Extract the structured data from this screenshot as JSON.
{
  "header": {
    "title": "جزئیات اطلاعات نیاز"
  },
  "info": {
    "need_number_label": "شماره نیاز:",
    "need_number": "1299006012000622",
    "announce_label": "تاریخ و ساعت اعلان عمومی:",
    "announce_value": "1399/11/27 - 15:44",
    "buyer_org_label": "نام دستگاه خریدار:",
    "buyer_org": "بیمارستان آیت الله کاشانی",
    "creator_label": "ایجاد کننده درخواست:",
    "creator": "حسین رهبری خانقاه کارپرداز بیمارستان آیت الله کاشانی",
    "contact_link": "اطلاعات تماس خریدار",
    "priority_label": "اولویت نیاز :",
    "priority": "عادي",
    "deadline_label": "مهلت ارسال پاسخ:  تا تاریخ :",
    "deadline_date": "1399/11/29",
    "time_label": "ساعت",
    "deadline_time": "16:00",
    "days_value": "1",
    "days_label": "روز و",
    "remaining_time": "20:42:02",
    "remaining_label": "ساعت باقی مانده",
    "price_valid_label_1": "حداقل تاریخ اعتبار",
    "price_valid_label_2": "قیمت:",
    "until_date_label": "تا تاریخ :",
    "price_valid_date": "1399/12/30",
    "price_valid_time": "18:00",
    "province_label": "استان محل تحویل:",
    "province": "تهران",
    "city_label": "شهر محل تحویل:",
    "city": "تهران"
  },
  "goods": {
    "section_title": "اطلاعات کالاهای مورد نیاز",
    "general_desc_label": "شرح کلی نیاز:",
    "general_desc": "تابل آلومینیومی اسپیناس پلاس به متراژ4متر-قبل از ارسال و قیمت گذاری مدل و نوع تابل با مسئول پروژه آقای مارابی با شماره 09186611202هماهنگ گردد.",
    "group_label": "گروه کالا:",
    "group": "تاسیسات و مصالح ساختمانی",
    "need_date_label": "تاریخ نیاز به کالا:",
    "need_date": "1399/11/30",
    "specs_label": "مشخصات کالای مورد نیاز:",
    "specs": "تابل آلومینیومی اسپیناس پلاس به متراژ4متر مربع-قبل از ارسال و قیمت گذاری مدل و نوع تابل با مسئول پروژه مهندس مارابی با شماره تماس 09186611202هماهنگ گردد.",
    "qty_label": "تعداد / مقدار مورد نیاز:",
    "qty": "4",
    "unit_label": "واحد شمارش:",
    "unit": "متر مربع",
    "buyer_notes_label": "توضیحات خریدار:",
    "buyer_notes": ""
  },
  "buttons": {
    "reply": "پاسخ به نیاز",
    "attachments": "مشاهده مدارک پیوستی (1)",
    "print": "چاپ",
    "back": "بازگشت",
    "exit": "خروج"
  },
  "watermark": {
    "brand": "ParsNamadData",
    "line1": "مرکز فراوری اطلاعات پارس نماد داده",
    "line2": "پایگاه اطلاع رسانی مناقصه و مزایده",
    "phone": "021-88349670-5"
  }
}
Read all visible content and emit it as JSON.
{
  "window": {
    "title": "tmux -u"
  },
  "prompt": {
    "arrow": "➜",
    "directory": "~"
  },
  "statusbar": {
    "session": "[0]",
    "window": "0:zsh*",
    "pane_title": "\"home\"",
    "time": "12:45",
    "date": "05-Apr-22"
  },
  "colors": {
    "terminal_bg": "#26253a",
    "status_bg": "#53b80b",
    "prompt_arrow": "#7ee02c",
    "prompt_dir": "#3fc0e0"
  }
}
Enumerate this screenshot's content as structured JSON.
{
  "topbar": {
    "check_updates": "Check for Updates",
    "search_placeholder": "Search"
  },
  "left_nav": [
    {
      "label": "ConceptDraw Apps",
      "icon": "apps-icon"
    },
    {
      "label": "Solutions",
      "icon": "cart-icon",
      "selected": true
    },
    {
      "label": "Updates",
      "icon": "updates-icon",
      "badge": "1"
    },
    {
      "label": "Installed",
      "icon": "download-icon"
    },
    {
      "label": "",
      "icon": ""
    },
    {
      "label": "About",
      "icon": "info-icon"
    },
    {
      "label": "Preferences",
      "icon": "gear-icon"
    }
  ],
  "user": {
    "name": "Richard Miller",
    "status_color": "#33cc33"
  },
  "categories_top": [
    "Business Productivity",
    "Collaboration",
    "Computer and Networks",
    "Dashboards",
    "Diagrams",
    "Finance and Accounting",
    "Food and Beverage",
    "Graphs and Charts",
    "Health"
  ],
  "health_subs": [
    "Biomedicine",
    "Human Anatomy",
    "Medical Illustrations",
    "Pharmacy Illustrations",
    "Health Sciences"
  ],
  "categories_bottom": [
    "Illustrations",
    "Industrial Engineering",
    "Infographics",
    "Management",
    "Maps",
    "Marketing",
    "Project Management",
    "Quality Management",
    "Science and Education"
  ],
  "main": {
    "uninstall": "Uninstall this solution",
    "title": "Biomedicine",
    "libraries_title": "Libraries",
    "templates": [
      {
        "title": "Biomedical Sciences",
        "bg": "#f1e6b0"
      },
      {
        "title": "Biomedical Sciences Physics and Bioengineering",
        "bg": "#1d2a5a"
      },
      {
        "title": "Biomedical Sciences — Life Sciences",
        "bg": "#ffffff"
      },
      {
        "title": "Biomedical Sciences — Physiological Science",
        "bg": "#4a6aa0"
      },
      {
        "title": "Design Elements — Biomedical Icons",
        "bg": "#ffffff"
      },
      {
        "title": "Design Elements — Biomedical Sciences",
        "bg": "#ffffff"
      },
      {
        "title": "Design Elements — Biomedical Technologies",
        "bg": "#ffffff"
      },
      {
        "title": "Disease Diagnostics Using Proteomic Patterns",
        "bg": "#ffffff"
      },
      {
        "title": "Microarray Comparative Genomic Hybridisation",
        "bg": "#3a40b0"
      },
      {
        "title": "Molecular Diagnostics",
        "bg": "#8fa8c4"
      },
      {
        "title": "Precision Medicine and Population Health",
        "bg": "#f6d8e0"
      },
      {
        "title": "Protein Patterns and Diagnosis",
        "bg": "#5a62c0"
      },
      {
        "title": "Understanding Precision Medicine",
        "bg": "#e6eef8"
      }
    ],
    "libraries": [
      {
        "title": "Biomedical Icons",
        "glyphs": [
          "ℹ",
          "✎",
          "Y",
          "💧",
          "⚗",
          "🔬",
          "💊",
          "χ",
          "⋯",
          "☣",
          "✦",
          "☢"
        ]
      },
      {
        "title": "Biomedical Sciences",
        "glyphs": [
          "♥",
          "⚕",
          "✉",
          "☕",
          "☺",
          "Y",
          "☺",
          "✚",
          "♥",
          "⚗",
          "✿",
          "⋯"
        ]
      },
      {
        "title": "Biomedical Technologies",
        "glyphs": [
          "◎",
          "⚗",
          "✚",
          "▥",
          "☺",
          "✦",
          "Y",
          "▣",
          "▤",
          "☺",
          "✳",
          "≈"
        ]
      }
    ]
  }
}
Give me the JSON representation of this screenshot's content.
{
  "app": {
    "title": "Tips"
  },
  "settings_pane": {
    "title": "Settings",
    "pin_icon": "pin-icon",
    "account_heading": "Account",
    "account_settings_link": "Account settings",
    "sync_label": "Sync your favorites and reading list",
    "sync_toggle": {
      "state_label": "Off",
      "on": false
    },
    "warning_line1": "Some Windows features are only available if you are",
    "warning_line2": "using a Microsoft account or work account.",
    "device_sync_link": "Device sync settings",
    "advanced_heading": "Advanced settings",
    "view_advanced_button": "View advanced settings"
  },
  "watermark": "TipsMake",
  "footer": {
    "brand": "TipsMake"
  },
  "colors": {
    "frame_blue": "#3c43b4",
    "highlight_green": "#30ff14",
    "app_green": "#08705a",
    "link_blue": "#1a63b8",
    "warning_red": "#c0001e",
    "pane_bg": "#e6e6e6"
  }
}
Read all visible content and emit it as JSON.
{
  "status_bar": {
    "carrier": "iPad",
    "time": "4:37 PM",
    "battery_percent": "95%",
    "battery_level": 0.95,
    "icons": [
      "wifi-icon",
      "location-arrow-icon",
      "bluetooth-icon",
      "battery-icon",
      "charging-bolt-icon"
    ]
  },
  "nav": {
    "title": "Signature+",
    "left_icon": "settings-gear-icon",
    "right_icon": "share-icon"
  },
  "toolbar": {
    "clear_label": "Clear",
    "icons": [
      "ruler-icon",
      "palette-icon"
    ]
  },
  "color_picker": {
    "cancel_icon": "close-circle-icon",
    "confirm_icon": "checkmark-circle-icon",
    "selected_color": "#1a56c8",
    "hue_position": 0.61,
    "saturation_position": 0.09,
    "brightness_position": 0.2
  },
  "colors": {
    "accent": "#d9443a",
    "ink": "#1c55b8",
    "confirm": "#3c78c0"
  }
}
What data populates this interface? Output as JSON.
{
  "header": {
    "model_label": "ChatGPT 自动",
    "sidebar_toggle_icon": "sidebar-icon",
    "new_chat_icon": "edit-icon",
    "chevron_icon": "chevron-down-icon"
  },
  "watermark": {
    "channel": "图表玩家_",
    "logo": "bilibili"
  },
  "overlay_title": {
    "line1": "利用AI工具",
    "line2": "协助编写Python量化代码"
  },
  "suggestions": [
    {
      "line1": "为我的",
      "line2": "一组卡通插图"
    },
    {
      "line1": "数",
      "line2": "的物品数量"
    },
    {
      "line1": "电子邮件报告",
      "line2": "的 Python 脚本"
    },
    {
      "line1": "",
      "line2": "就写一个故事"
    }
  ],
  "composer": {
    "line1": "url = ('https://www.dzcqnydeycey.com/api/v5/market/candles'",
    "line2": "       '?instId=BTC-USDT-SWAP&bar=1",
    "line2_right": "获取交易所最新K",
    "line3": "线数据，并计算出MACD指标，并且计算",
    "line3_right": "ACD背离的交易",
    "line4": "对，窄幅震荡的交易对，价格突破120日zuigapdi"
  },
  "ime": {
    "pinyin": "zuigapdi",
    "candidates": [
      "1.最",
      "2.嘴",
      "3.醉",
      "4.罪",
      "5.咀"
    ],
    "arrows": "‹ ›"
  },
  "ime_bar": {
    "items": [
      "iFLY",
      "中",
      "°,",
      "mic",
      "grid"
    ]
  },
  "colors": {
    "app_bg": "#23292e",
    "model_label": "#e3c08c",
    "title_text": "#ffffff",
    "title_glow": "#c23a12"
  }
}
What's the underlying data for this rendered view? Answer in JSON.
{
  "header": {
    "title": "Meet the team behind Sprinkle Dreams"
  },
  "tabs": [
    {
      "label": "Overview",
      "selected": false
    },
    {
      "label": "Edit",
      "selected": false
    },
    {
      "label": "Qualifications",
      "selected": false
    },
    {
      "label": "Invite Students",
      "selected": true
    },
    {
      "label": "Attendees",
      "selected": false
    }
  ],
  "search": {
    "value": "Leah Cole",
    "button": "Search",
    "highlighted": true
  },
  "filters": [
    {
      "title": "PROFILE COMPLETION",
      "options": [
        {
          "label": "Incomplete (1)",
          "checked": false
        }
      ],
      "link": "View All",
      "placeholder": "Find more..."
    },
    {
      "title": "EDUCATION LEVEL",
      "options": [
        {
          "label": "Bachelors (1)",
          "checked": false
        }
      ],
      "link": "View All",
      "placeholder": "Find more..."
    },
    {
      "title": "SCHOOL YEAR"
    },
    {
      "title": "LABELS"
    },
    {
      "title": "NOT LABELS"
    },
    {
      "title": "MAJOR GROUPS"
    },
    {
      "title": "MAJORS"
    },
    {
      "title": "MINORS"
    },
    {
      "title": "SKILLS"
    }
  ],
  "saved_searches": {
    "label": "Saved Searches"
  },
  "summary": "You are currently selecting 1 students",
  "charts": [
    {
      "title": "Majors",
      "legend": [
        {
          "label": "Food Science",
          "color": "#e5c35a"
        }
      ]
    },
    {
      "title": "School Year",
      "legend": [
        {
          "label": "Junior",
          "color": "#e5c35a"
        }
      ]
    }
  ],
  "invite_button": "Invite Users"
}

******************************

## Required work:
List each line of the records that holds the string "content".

## Expected answer:
Read all visible content and emit it as JSON.
Enumerate this screenshot's content as structured JSON.
Give me the JSON representation of this screenshot's content.
Read all visible content and emit it as JSON.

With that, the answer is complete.